learn English, find apartments, prepare resumes, and search for jobs.
jobs, language barrier, acculturation, adjustment, and schools,”
were some of the biggest problems for Russian immigrants from the 70s
onwards, according to Janash, who’s been a caseworker at the service
center since the mid 1980s.
packed into apartments on Queens Boulevard, 108th Street, and Austin
Street, sometimes with as many as 10 people living in a tiny space.
difficulties lay in adjusting to a distinctly different culture and
learning a new language. Although
many immigrants were well educated in Russia, they were forced to take
drastic job cuts in order to make their way in Queens.
Former doctors began working as nurses, and former nurses as
health aides, as they struggled to attain the different American
medical degrees. Engineers
found gainful employment — as janitors — all in hopes of attaining
the American dream.
Many of the Soviet
emigres settling in Rego Park in the 1980s and ‘90s were actually
Bukharan Jews from Uzbekistan and other Central Asian states.
The Bukharan Jews
are an offshoot of Middle Eastern and Persian Jewry dating from the
6th Century A.D., and consider themselves socially and culturally
different from the other East European Jewish sects.
the 1990s, approximately 30,000 Bukharan Jews found homes in
the area of Rego Park, Forest Hills, and Kew Gardens.
Bukharan shops and synagogues — most bearing Cyrillic lettering —
court residents along the length of 108th St., providing a taste of
Uzbek culture to all area residents.
In 1995 and 1996,

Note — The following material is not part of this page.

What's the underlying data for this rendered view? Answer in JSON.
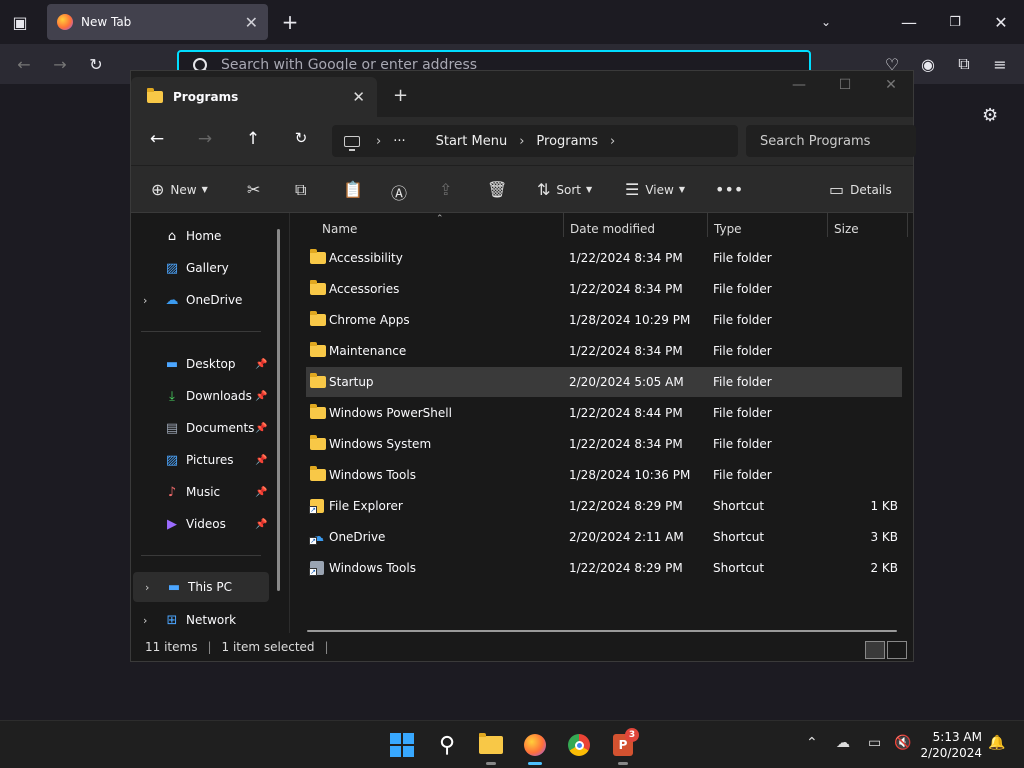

70 percent of New York’s immigrants from the former Soviet republics
of Central Asia settled in Queens.
70s, 80s, and early 90s the United States government and Jewish aid
groups sponsored the exodus of many oppressed Russian Jews.

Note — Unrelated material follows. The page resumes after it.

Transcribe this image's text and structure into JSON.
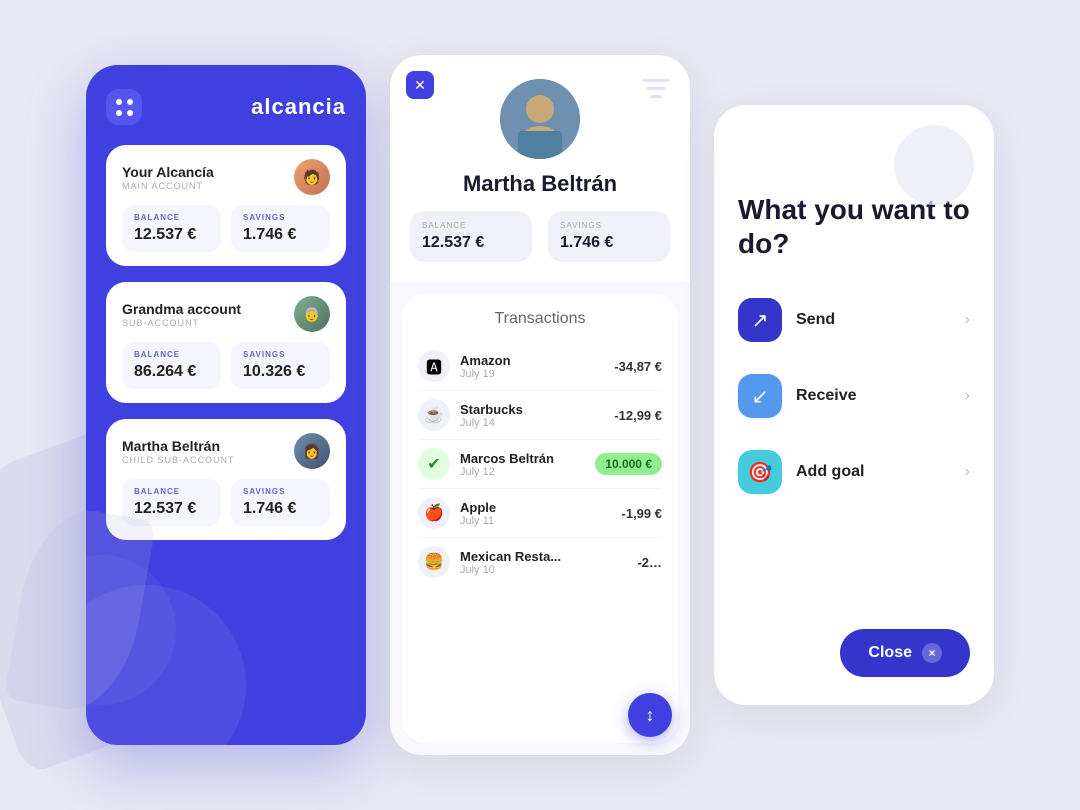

According to Janash, anti-Semitism is still a pervasive bias in
current Russian thought. “There’s a discrimination against the
Jewish...if an employer has a choice between a Russian and a Jewish
person, the would rather hire a Russian, non-Jewish person.”
On one monumental
day in 1989, a total of 1,750
Soviet refuges — 1,356 of them Jews — landed at John F Kennedy
airport in an extraordinary airlift exodus that involved eight
different planes. The
cost of resettling each immigrant was split between Jewish aid
oganizations and the US government.
The collapse of
the Communist government in 1991 brought many new immigrants to the
shores of Queens, as Soviet immigration regulations faltered.
However, the country’s civil unrest also brought worries to
many Russian-Americans in Queens, who feared for the lives of their
friends and relatives.
from the former Soviet countries appears to have slackened.
In the 2000
census, 51,192 Queens residents claimed Russian ancestry although
10,306 people said they had Ukranian ancestry, and 4,164 people said
they had Lithuanian ancestry (the earlier censuses in the 60s and 70s
lumped all of the different Soviet republics under the heading of
“less people are coming now . . . visas from the United States is
issued only to direct relatives.
Fifteen or twenty years ago, anybody could have come.”
reason is because many of the immigrants who had been waiting a long
time to leave the Soviet Union actually did so in the flood of Soviet
emigres in the early 90s.
anti-Semitism is still rampant in the former Soviet Union, according
to Janash. Most of the
legal Russian immigrants that come to Queens today are Jewish victims
of oppression, she said.
the former Soviet Union add to the multi-cultural stew that is Queens.
Although they may favor the Forest Hills-Rego Park area, many
settle in Rockaway, Kew Gardens, and Flushing.
Queens, and America, they have found new freedoms and a new lease